Roosevelt basketball thrives from a distance -- Gazette.Net


It's never been difficult to find Trevor Evans on a basketball court. He's the 6-foot-1 shooting guard orbiting the 3-point line like it has some sort of gravitational pull. He also takes the position of shooting guard literally.

He runs his defenders through screens, slinks quietly into the corners and pops out on the wings to bide time until point guard Emmanuel Matey finds him. Matey almost always finds him.

“I can allow him to bring the ball up,” Evans said. “And I know he'll find me.”

Then Evans' shot goes up. It usually drops through the net in a clean swish.

“He's the best shooter in the state,” said Matey, who recorded an Eleanor Roosevelt High School record 15 assists, many of which went to Evans, in a Jan. 28 win over DuVal. “I've never shot — I've never played with anyone who can shoot that well.”

Through his first 18 games, Evans made 56 3-pointers, an average of 3.11 per game. Since Dec. 18, there has been just one instance, a 49-40 win against Charles H. Flowers, in which Evans was held to less than three long-range shots. More than 65 percent of his 252 points through those 18 games have come from beyond the arc and, most impressively, Evans is coverting 44 percent of his shots from 3-point land.

“We know that three is definitely more than two,” Parkdale coach Tremaine Price said. Evans scored 21 points on four 3-pointers against the Panthers. “So you definitely got to take that into account. Evans, he's so deadly from outside, you definitely don't want him to get a clean look. You definitely want to push him as far from the 3-point line as possible, but that's tough because he keeps making it no matter how far he is.”

The senior guard has proven to be capable of hitting in any situation, over any defense, from almost any distance, and certainly on a more consistent basis than anybody else in the county. DuVal knows. Gwynn Park knows. Henry A. Wise knows. Evans has hit game-winners against all of them in the past two years.

“I don't know how much I believe in the clutch thing,” Roosevelt coach Brendan O'Connell said. “But he practices at full speed every time ... every time he touches the ball [in practice] it's like it's the last shot or to tie.”

In 2008, O'Connell was told by George Wake, the former Fairmont Heights coach and a friend of Evans' father, that he had a special player coming his way.

“He was very smart,” O'Connell recalled of his first impression of Evans. “He could shoot it well, but sort of struggled to get the shot off.”

But when joining a supporting cast with the likes of Matey in the backcourt, 6-foot-7 Holy Cross recruit Malachi Alexander in the post and uber-athletic swingman Tiwian Kendley, the struggles didn't matter much. Others could create for him. All he had to do was create space.

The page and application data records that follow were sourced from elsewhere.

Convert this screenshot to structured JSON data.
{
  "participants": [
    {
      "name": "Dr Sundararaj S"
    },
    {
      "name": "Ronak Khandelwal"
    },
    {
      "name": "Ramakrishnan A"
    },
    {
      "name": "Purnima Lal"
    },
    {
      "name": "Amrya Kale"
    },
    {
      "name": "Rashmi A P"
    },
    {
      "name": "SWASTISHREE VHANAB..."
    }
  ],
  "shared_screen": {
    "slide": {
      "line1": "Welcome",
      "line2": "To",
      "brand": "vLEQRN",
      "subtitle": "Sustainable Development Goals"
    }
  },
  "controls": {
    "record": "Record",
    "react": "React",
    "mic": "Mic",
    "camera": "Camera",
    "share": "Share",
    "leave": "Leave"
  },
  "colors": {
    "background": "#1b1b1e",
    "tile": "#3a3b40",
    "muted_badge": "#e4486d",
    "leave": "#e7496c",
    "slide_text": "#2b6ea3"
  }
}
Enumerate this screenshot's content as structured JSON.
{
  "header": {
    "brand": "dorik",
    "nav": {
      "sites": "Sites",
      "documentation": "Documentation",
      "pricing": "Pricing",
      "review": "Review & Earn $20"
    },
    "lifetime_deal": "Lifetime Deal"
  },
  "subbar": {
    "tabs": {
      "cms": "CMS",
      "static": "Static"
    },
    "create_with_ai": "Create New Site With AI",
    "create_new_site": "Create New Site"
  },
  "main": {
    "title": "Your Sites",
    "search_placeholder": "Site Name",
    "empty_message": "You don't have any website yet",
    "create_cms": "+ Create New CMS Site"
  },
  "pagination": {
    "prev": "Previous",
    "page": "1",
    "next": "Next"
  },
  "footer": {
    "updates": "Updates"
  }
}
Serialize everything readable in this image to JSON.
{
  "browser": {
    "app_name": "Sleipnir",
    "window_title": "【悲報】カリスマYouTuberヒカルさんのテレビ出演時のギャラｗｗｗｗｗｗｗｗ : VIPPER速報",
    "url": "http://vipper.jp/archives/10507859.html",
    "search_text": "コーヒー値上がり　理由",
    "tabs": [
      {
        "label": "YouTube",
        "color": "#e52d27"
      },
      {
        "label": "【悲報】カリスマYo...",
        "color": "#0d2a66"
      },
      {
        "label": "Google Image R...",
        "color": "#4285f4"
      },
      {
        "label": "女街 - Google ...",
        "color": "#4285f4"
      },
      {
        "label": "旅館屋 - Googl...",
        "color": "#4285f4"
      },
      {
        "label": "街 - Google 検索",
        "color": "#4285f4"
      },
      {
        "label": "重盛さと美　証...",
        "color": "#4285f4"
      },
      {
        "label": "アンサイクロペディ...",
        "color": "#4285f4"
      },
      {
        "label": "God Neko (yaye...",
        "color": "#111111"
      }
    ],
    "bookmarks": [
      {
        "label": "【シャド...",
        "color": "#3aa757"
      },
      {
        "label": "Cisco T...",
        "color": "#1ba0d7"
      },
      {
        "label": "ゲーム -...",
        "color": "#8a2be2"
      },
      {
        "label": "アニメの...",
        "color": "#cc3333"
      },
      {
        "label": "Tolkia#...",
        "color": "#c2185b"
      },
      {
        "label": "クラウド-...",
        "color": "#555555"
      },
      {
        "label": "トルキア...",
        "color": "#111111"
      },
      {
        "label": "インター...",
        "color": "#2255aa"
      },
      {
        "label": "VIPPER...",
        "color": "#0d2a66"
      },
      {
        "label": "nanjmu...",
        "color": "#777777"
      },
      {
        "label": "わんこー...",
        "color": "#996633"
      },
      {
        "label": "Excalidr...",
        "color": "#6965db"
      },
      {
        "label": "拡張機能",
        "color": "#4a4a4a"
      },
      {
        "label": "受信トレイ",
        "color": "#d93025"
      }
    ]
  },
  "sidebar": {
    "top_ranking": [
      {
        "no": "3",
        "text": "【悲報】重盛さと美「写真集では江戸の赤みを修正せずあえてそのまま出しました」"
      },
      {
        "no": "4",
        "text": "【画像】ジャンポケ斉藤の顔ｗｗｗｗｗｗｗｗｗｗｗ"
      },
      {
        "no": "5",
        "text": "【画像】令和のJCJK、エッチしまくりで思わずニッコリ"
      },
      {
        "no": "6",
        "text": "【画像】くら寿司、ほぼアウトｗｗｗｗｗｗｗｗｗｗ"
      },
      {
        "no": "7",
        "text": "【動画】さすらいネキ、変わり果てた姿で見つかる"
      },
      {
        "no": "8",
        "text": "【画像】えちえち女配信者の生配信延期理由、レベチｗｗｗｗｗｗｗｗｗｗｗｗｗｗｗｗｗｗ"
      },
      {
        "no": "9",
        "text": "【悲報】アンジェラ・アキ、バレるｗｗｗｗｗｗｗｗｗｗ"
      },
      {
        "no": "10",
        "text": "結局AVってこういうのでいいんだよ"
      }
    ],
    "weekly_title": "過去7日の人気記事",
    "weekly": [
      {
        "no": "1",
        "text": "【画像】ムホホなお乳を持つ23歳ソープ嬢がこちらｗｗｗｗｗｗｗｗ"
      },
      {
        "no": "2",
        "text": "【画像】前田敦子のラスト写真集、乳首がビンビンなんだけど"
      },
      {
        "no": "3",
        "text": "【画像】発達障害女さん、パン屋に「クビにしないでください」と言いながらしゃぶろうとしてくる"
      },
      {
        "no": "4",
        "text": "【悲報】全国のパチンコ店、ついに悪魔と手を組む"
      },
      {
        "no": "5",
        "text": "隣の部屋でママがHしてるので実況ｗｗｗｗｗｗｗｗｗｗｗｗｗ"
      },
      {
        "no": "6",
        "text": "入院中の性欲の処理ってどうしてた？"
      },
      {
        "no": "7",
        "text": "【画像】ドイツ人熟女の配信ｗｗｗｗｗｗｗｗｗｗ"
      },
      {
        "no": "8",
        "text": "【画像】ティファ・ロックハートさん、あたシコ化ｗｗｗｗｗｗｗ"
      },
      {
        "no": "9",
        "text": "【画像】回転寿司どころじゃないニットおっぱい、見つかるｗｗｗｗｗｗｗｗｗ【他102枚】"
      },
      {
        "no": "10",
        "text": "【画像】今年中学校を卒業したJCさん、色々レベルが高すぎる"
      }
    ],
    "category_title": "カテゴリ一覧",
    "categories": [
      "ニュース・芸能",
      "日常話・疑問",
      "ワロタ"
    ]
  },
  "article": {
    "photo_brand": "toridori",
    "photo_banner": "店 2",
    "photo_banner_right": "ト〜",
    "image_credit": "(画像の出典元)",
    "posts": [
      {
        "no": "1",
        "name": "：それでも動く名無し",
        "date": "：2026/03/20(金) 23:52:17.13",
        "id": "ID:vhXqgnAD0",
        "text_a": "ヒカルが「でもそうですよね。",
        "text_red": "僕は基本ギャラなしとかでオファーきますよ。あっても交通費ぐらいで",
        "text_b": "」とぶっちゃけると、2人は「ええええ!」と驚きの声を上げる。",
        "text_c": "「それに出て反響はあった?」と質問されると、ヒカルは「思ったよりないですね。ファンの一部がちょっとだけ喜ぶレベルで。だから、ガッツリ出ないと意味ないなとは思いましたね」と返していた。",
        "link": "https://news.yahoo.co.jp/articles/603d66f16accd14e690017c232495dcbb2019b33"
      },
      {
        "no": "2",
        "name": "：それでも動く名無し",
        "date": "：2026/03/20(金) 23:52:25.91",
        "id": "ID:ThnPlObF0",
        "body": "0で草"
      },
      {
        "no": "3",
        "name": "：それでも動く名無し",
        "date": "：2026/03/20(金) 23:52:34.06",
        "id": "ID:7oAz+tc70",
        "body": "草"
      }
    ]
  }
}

“A lot of [his success] is being in the right spot,” O'Connell said. “The two of them work really well off each other. Trevor has gotten really good at spacing the floor, and now that everybody knows what a shooter he is, everybody has to get out to guard that, and that opens up for our guys inside. He makes the defenders choose, 'Am I going to help or am I going to stay on him for the ball?'”

Price — the Panthers lost 70-63 to the Raiders — mirrored that sentiment.

“You got to take all those guys into account,” he said. “It's not like you can leave them alone.”

Like any 3-point specialist, Evans will fall into cold spells. His remedy? Keep shooting.

“[O'Connell] has told me I have the green light,” Evans said. “I try to shoot myself out of a cold streak.”

What gets lost in all the buzz about Evans' ability to knock down 3-pointers or his all-but automatic 94 percent free throw shooting is his dedication on the other end of the floor. Anybody who has seen a Roosevelt game understands that no player fits into O'Connell's system if he doesn't play defense and Evans, possibly the team's most potent threat on offense, is also considered one of the Raiders' top two defenders.

“He's always in the right spot,” O'Connell said. “He's very smart. If there's a shooter that we need to guard, we're probably going to put Trevor on him.”